30a Mince-pie man? (8)
SHEPHERD – lovely cryptic definition of someone who has given his name to a pie containing minced meat.
31a Ecstatic when surrounded with Christmas paper, say (6)
ENRAPT – an adjective meaning ecstatic sounds like (say) a description of a parcel under the tree.
1d Cigars he ordered — an archbishop’s entitlement (3,5)
HIS GRACE – the manner in which an archbishop is addressed, i.e. his title, is an anagram (ordered) of CIGARS HE.
2d Mince-pie first taken up by the few? (8)
SPITFIRE – an anagram (mince) of PIE FIRST is a plane flown by “the few” in the Battle of Britain.
3d Very large pie cooked at start of Christmas (4)
EPIC – a description of something done on a grand scale (very large) is an anagram (cooked) of PIE followed by the first letter (start) of C(hristmas).
5d Royal address at Christmas (6,6)
QUEEN’S SPEECH – a gentle cryptic definition of the traditional Christmas Day message from the sovereign.
6d One of the family cracks a nut (4)
AUNT – an anagram (cracks) of A NUT.
7d One all set for a musical party (4-2)
HAIR-DO – a style possibly set for you at your local salon is a charade of a 1960s musical and a synonym for party.
8d Skidded when we got in the sleigh (6)
SLEWED – Insert WE in a sleigh to make a verb meaning skidded.
11d The dream that involved a man at a party (3,3,6)
THE MAD HATTER – an anagram (involved) of THE DREAM THAT produces a fictional character at a tea party.
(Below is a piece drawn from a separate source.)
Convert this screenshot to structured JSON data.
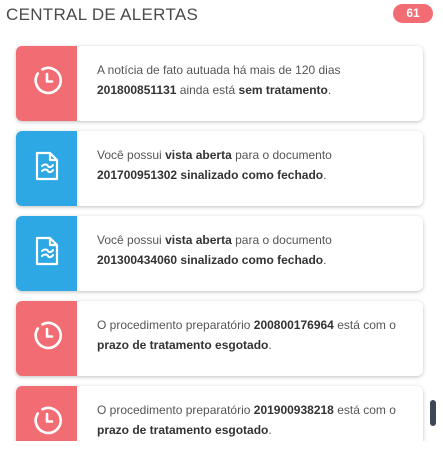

15d Song of the tree around the end of Christmas (5)
PSALM – this religious song is a type of tree around the last letter (end) of (Christma)S.
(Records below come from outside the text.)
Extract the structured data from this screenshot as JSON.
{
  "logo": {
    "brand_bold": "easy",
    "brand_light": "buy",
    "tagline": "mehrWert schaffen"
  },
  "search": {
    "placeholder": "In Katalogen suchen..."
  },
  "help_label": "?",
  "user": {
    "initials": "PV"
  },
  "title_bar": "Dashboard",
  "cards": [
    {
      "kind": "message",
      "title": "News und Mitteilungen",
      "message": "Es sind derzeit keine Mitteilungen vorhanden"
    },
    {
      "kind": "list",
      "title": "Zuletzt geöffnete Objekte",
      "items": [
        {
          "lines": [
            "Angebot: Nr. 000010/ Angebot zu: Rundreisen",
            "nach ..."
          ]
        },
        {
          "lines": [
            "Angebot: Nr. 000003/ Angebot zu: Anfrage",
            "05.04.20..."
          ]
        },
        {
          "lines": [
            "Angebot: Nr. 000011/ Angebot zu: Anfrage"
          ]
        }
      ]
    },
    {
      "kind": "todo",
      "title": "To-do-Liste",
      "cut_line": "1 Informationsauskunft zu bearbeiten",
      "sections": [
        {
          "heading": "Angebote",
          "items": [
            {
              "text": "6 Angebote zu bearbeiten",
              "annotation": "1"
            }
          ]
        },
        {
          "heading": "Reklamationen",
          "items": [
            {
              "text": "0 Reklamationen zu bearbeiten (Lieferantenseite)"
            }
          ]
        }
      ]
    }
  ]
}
16d Santa’s less saintly form (5)
SATAN – an anagram (form) of SANTA gives us someone altogether less benevolent.
18d It often gets held up in winter weather (8)
UMBRELLA – cryptic definition of something that you hold above your head in an (often vain) attempt to keep dry.
19d Councillor raised thanks to child — Tiny Tim (8)
CRATCHIT – Tiny Tim’s surname in A Christmas Carol is formed from the abbreviation for councillor, an informal way of saying thanks which is reversed (raised, in a down clue) and a word (derived from a contraction of kitten) used for a young child.
21d Nursery ones are busy at this time (6)
SLOPES – cryptic definition of where would-be skiers learn how to fall over gracefully.
22d Part of Christmas dinner, with greens? (6)
COURSE – double definition, the second where you play golf.
26d Want one turkey bone? (4)
WISH – a synonym for want is what you’re allowed to make if you get the bigger bit of this turkey bone in the pulling competition.
27d Check on the deer for Santa? (4)
REIN – a verb meaning to check can also be put in front of (on, in a down clue) deer to make Donner and Blitzen, etc.
I very much liked 20a, 2d and 27d, but my favourite clue was 30a.